Mcgill Professor Daniel Pratt discusses protest culture

Maysa Mustafa

McGill University assistant professor Daniel Pratt presented his paper on self-sacrifice and the long-term importance of protesting, especially for students, at a talk held Monday by the Center for Russian, East European and Eurasian Studies. 

Jan Palach, a student protester from 1969, is remembered for his act of self-immolation, or killing himself as a sacrifice, in Prague out of protest against the Soviet Union’s invasion of Czechoslovakia. He was later credited as one of the principal factors that ended the Prague Spring. However, in his talk Pratt did not focus on the act so much as on “the meaning of his act.”

“I was worried about doing this paper because I didn’t want to celebrate Palach too much,” Pratt said. “His act was taken as an altruistic act. It’s made clear by the reaction it caused.”

Pratt credited Palach’s youth as a substantial reason his protest is remembered today.

“There’s a way a young person can affect the world around them,” Pratt said. “The students themselves — they’re the ones change surrounds. There’s a way the youth is effective regardless of your political ideology.” 

Pratt said while social media is useful as a modern platform for youth protest, it can also be detrimental.

“Social media is a great tool,” Pratt said. “But as any tool, it can be mishandled. There are certain times a tweet could be sufficient to cause a revolution, but at the same time a tweet can be used to suppress opposition. It’s a powerful tool, but one that can be used by everybody. It can be used by both heroes and villains.” 

Government junior Conner Vanden Hoek said he embraces the protest culture on campus.

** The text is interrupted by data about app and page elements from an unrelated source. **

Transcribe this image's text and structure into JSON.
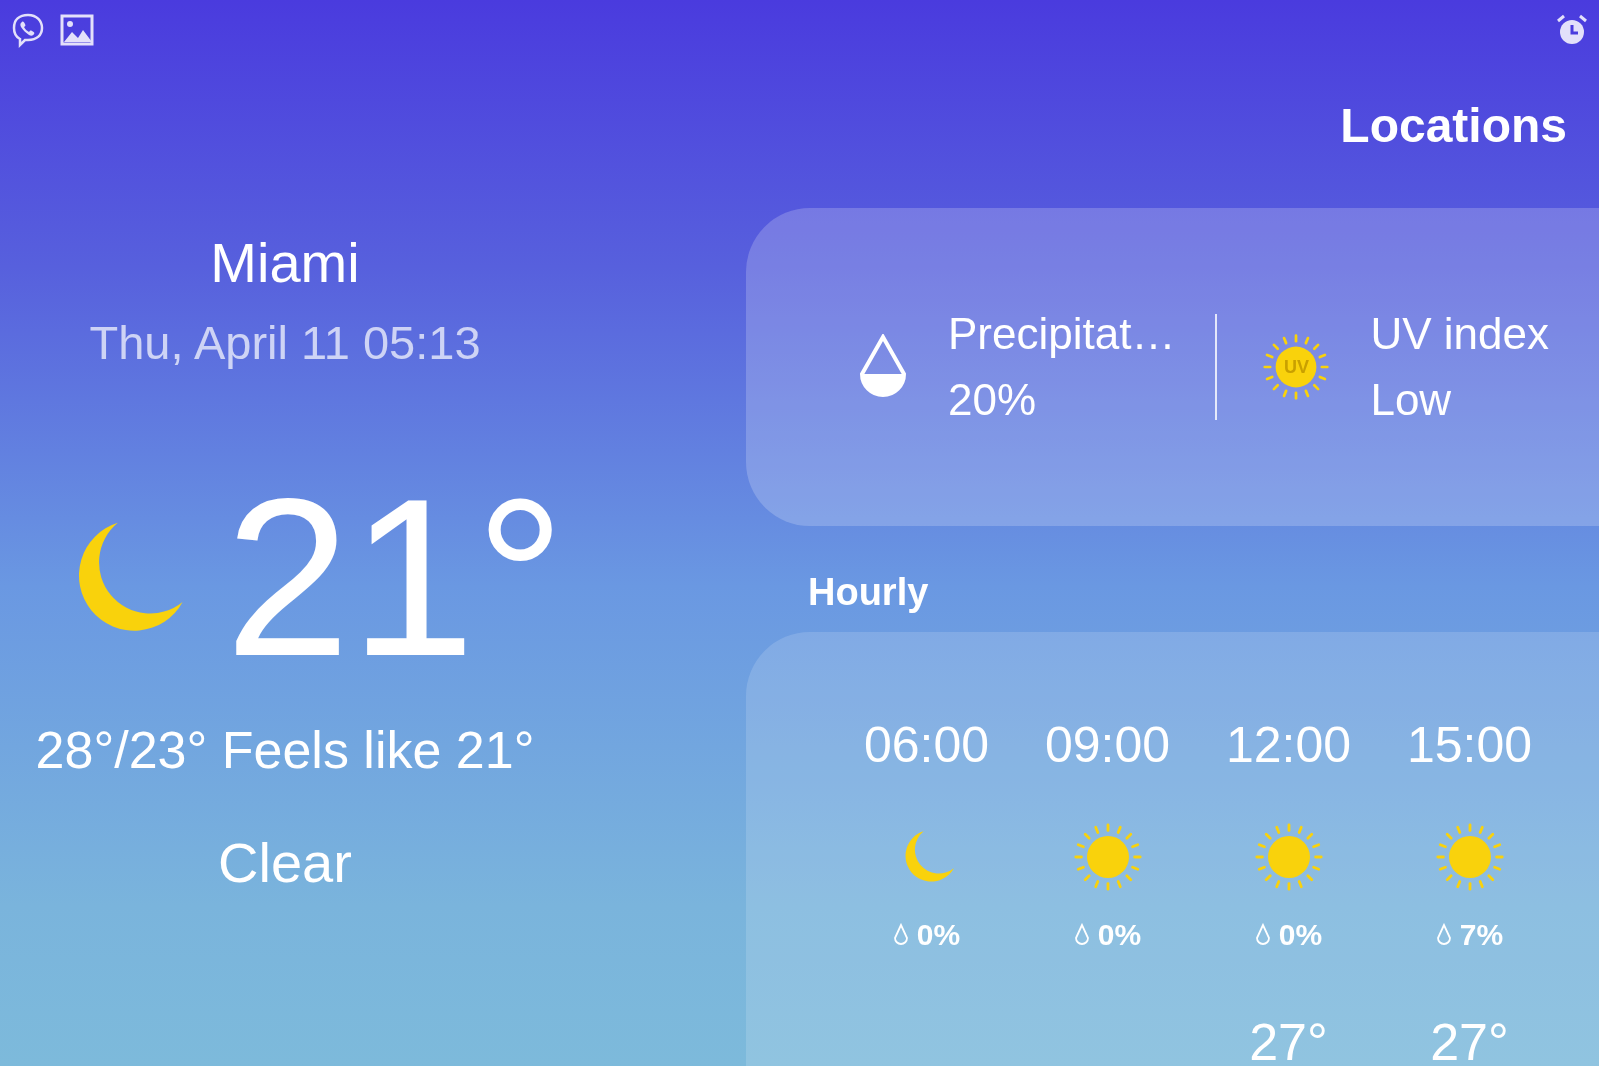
{
  "header": {
    "locations_button": "Locations"
  },
  "current": {
    "city": "Miami",
    "datetime": "Thu, April 11 05:13",
    "kind": "moon",
    "temperature": "21°",
    "range_feels": "28°/23° Feels like 21°",
    "condition": "Clear"
  },
  "details": [
    {
      "kind": "precipitation",
      "label": "Precipitat…",
      "value": "20%"
    },
    {
      "kind": "uv",
      "label": "UV index",
      "value": "Low",
      "badge": "UV"
    }
  ],
  "hourly": {
    "title": "Hourly",
    "items": [
      {
        "time": "06:00",
        "kind": "moon",
        "precip": "0%"
      },
      {
        "time": "09:00",
        "kind": "sun",
        "precip": "0%"
      },
      {
        "time": "12:00",
        "kind": "sun",
        "precip": "0%",
        "temp": "27°"
      },
      {
        "time": "15:00",
        "kind": "sun",
        "precip": "7%",
        "temp": "27°"
      }
    ]
  }
}
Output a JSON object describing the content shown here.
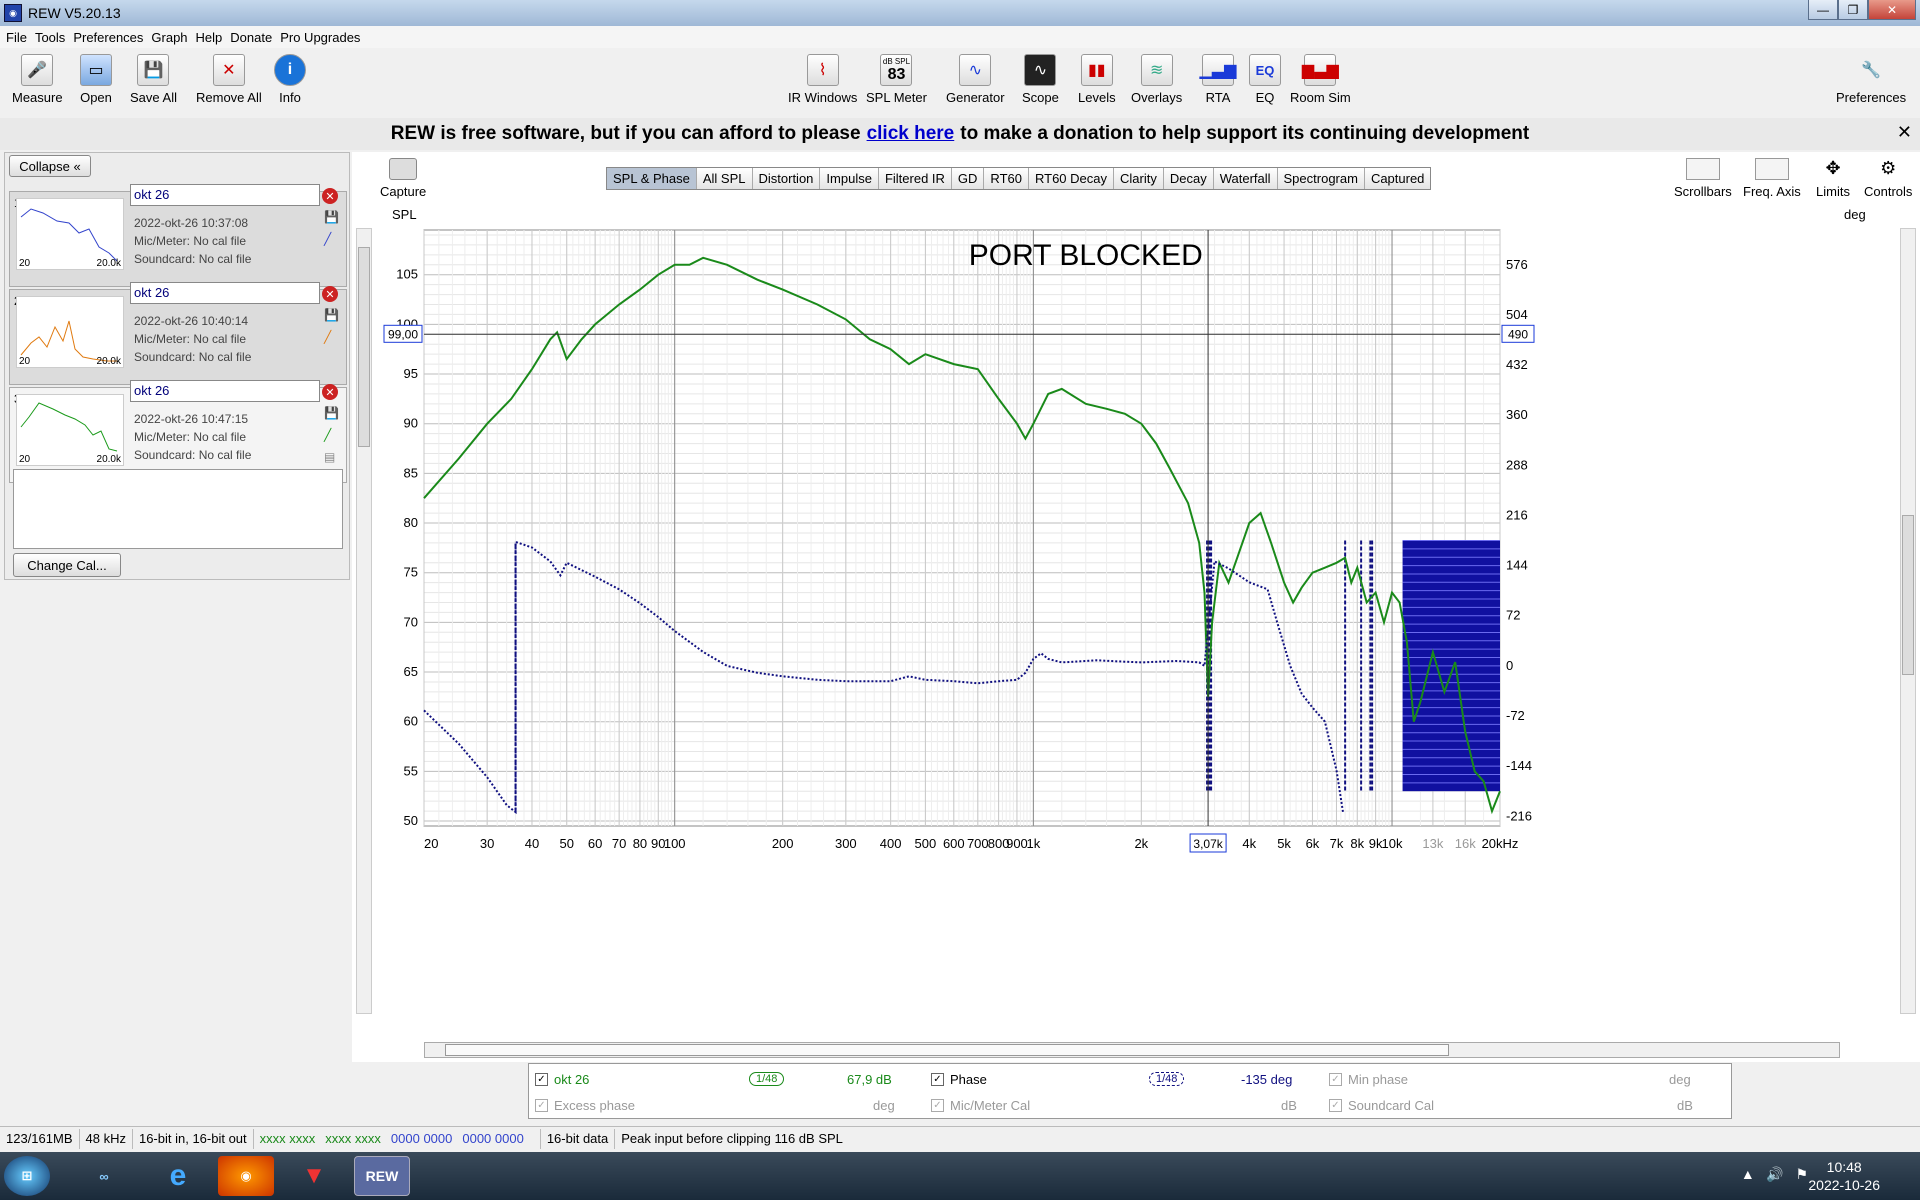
{
  "window": {
    "title": "REW V5.20.13"
  },
  "menu": [
    "File",
    "Tools",
    "Preferences",
    "Graph",
    "Help",
    "Donate",
    "Pro Upgrades"
  ],
  "toolbar": {
    "left": [
      "Measure",
      "Open",
      "Save All",
      "Remove All",
      "Info"
    ],
    "center": [
      "IR Windows",
      "SPL Meter",
      "Generator",
      "Scope",
      "Levels",
      "Overlays",
      "RTA",
      "EQ",
      "Room Sim"
    ],
    "spl_value": "83",
    "spl_unit": "dB SPL",
    "eq_glyph": "EQ",
    "right": "Preferences"
  },
  "banner": {
    "pre": "REW is free software, but if you can afford to please",
    "link": "click here",
    "post": "to make a donation to help support its continuing development"
  },
  "panel": {
    "collapse": "Collapse",
    "measurements": [
      {
        "num": "1",
        "name": "okt 26",
        "date": "2022-okt-26 10:37:08",
        "mic": "Mic/Meter: No cal file",
        "sound": "Soundcard: No cal file",
        "thumb_lo": "20",
        "thumb_hi": "20.0k",
        "color": "#3344cc"
      },
      {
        "num": "2",
        "name": "okt 26",
        "date": "2022-okt-26 10:40:14",
        "mic": "Mic/Meter: No cal file",
        "sound": "Soundcard: No cal file",
        "thumb_lo": "20",
        "thumb_hi": "20.0k",
        "color": "#e07a10"
      },
      {
        "num": "3",
        "name": "okt 26",
        "date": "2022-okt-26 10:47:15",
        "mic": "Mic/Meter: No cal file",
        "sound": "Soundcard: No cal file",
        "thumb_lo": "20",
        "thumb_hi": "20.0k",
        "color": "#1a9a1a"
      }
    ],
    "change_cal": "Change Cal..."
  },
  "graph": {
    "capture": "Capture",
    "tabs": [
      "SPL & Phase",
      "All SPL",
      "Distortion",
      "Impulse",
      "Filtered IR",
      "GD",
      "RT60",
      "RT60 Decay",
      "Clarity",
      "Decay",
      "Waterfall",
      "Spectrogram",
      "Captured"
    ],
    "active_tab": "SPL & Phase",
    "right_tools": [
      "Scrollbars",
      "Freq. Axis",
      "Limits",
      "Controls"
    ],
    "left_axis_label": "SPL",
    "right_axis_label": "deg",
    "annotation": "PORT BLOCKED",
    "cursor_spl": "99,00",
    "cursor_deg": "490",
    "cursor_freq": "3,07k"
  },
  "chart_data": {
    "type": "line",
    "xscale": "log",
    "xlim": [
      20,
      20000
    ],
    "ylim": [
      49.5,
      109.5
    ],
    "y2lim": [
      -230,
      626
    ],
    "y_ticks": [
      50,
      55,
      60,
      65,
      70,
      75,
      80,
      85,
      90,
      95,
      100,
      105
    ],
    "y2_ticks": [
      -216,
      -144,
      -72,
      0,
      72,
      144,
      216,
      288,
      360,
      432,
      504,
      576
    ],
    "x_ticks": [
      {
        "v": 20,
        "l": "20"
      },
      {
        "v": 30,
        "l": "30"
      },
      {
        "v": 40,
        "l": "40"
      },
      {
        "v": 50,
        "l": "50"
      },
      {
        "v": 60,
        "l": "60"
      },
      {
        "v": 70,
        "l": "70"
      },
      {
        "v": 80,
        "l": "80"
      },
      {
        "v": 90,
        "l": "90"
      },
      {
        "v": 100,
        "l": "100"
      },
      {
        "v": 200,
        "l": "200"
      },
      {
        "v": 300,
        "l": "300"
      },
      {
        "v": 400,
        "l": "400"
      },
      {
        "v": 500,
        "l": "500"
      },
      {
        "v": 600,
        "l": "600"
      },
      {
        "v": 700,
        "l": "700"
      },
      {
        "v": 800,
        "l": "800"
      },
      {
        "v": 900,
        "l": "900"
      },
      {
        "v": 1000,
        "l": "1k"
      },
      {
        "v": 2000,
        "l": "2k"
      },
      {
        "v": 4000,
        "l": "4k"
      },
      {
        "v": 5000,
        "l": "5k"
      },
      {
        "v": 6000,
        "l": "6k"
      },
      {
        "v": 7000,
        "l": "7k"
      },
      {
        "v": 8000,
        "l": "8k"
      },
      {
        "v": 9000,
        "l": "9k"
      },
      {
        "v": 10000,
        "l": "10k"
      },
      {
        "v": 13000,
        "l": "13k",
        "grey": true
      },
      {
        "v": 16000,
        "l": "16k",
        "grey": true
      },
      {
        "v": 20000,
        "l": "20kHz"
      }
    ],
    "cursor": {
      "x": 3070,
      "y": 99.0
    },
    "series": [
      {
        "name": "okt 26",
        "axis": "left",
        "color": "#1a8a1a",
        "points": [
          [
            20,
            82.5
          ],
          [
            25,
            86.5
          ],
          [
            30,
            90
          ],
          [
            35,
            92.5
          ],
          [
            40,
            95.5
          ],
          [
            45,
            98.5
          ],
          [
            47,
            99.2
          ],
          [
            50,
            96.5
          ],
          [
            55,
            98.5
          ],
          [
            60,
            100
          ],
          [
            70,
            102
          ],
          [
            80,
            103.5
          ],
          [
            90,
            105
          ],
          [
            100,
            106
          ],
          [
            110,
            106
          ],
          [
            120,
            106.7
          ],
          [
            140,
            106
          ],
          [
            170,
            104.5
          ],
          [
            200,
            103.5
          ],
          [
            250,
            102
          ],
          [
            300,
            100.5
          ],
          [
            350,
            98.5
          ],
          [
            400,
            97.5
          ],
          [
            450,
            96
          ],
          [
            500,
            97
          ],
          [
            600,
            96
          ],
          [
            700,
            95.5
          ],
          [
            800,
            92.5
          ],
          [
            900,
            90
          ],
          [
            950,
            88.5
          ],
          [
            1000,
            90
          ],
          [
            1100,
            93
          ],
          [
            1200,
            93.5
          ],
          [
            1400,
            92
          ],
          [
            1600,
            91.5
          ],
          [
            1800,
            91
          ],
          [
            2000,
            90
          ],
          [
            2200,
            88
          ],
          [
            2400,
            85.5
          ],
          [
            2700,
            82
          ],
          [
            2900,
            78
          ],
          [
            3000,
            73
          ],
          [
            3070,
            62.5
          ],
          [
            3150,
            70
          ],
          [
            3300,
            76
          ],
          [
            3500,
            74
          ],
          [
            3700,
            76.5
          ],
          [
            4000,
            80
          ],
          [
            4300,
            81
          ],
          [
            4600,
            78
          ],
          [
            5000,
            74
          ],
          [
            5300,
            72
          ],
          [
            5600,
            73.5
          ],
          [
            6000,
            75
          ],
          [
            6500,
            75.5
          ],
          [
            7000,
            76
          ],
          [
            7400,
            76.5
          ],
          [
            7700,
            74
          ],
          [
            8000,
            75.5
          ],
          [
            8500,
            72
          ],
          [
            9000,
            73
          ],
          [
            9500,
            70
          ],
          [
            10000,
            73
          ],
          [
            10500,
            72
          ],
          [
            11000,
            68
          ],
          [
            11500,
            60
          ],
          [
            12000,
            62
          ],
          [
            13000,
            67
          ],
          [
            14000,
            63
          ],
          [
            15000,
            66
          ],
          [
            16000,
            59
          ],
          [
            17000,
            55
          ],
          [
            18000,
            54
          ],
          [
            19000,
            51
          ],
          [
            20000,
            53
          ]
        ]
      },
      {
        "name": "Phase",
        "axis": "right",
        "color": "#101080",
        "points": [
          [
            20,
            -64
          ],
          [
            25,
            -112
          ],
          [
            30,
            -160
          ],
          [
            34,
            -200
          ],
          [
            36,
            -210
          ],
          [
            36,
            178
          ],
          [
            40,
            170
          ],
          [
            45,
            150
          ],
          [
            48,
            130
          ],
          [
            50,
            148
          ],
          [
            60,
            128
          ],
          [
            70,
            110
          ],
          [
            80,
            90
          ],
          [
            90,
            70
          ],
          [
            100,
            50
          ],
          [
            120,
            20
          ],
          [
            140,
            0
          ],
          [
            170,
            -10
          ],
          [
            200,
            -15
          ],
          [
            250,
            -20
          ],
          [
            300,
            -22
          ],
          [
            400,
            -22
          ],
          [
            450,
            -15
          ],
          [
            500,
            -20
          ],
          [
            600,
            -22
          ],
          [
            700,
            -25
          ],
          [
            800,
            -22
          ],
          [
            900,
            -20
          ],
          [
            950,
            -10
          ],
          [
            1000,
            10
          ],
          [
            1050,
            18
          ],
          [
            1100,
            10
          ],
          [
            1200,
            5
          ],
          [
            1500,
            8
          ],
          [
            1800,
            6
          ],
          [
            2000,
            5
          ],
          [
            2500,
            7
          ],
          [
            2900,
            5
          ],
          [
            3000,
            0
          ],
          [
            3200,
            150
          ],
          [
            3500,
            140
          ],
          [
            4000,
            120
          ],
          [
            4500,
            110
          ],
          [
            4800,
            60
          ],
          [
            5200,
            0
          ],
          [
            5600,
            -40
          ],
          [
            6000,
            -60
          ],
          [
            6500,
            -80
          ],
          [
            7000,
            -150
          ],
          [
            7300,
            -210
          ]
        ]
      }
    ],
    "noise_lines": [
      3050,
      3080,
      3100,
      3130,
      7400,
      8200,
      8700,
      8800
    ],
    "noise_band": [
      10700,
      20000
    ]
  },
  "legend": {
    "items": [
      {
        "label": "okt 26",
        "value": "67,9 dB",
        "smooth": "1/48",
        "color": "#1a8a1a",
        "enabled": true
      },
      {
        "label": "Phase",
        "value": "-135 deg",
        "smooth": "1/48",
        "color": "#101080",
        "enabled": true
      },
      {
        "label": "Min phase",
        "value": "deg",
        "enabled": false
      },
      {
        "label": "Excess phase",
        "value": "deg",
        "enabled": false
      },
      {
        "label": "Mic/Meter Cal",
        "value": "dB",
        "enabled": false
      },
      {
        "label": "Soundcard Cal",
        "value": "dB",
        "enabled": false
      }
    ]
  },
  "status": {
    "memory": "123/161MB",
    "rate": "48 kHz",
    "bits": "16-bit in, 16-bit out",
    "lights_green": [
      "xxxx xxxx",
      "xxxx xxxx"
    ],
    "lights_blue": [
      "0000 0000",
      "0000 0000"
    ],
    "data": "16-bit data",
    "peak": "Peak input before clipping 116 dB SPL"
  },
  "taskbar": {
    "rew_label": "REW",
    "time": "10:48",
    "date": "2022-10-26"
  }
}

“One of the things I enjoy about UT is that we have the opportunity to express our opinions,” Vanden Hoek said. “It’s interesting because you’re surrounded by people who are your age and who care about what’s going on.” 

Business junior Omkar Patel was tabling on West Mall last week when the Young Conservatives of Texas held up signs in support of Brett Kavanaugh, sparking attention on campus and contributing to nationwide discourse about
Kavanaugh’s nomination. 

“As soon as I saw their signs, I knew that things were going to escalate given the sensitivity of the topic,” Patel said. “The events that unfolded that day show that, as students of a university, we should try to debate logically with one another, not provoke each other.”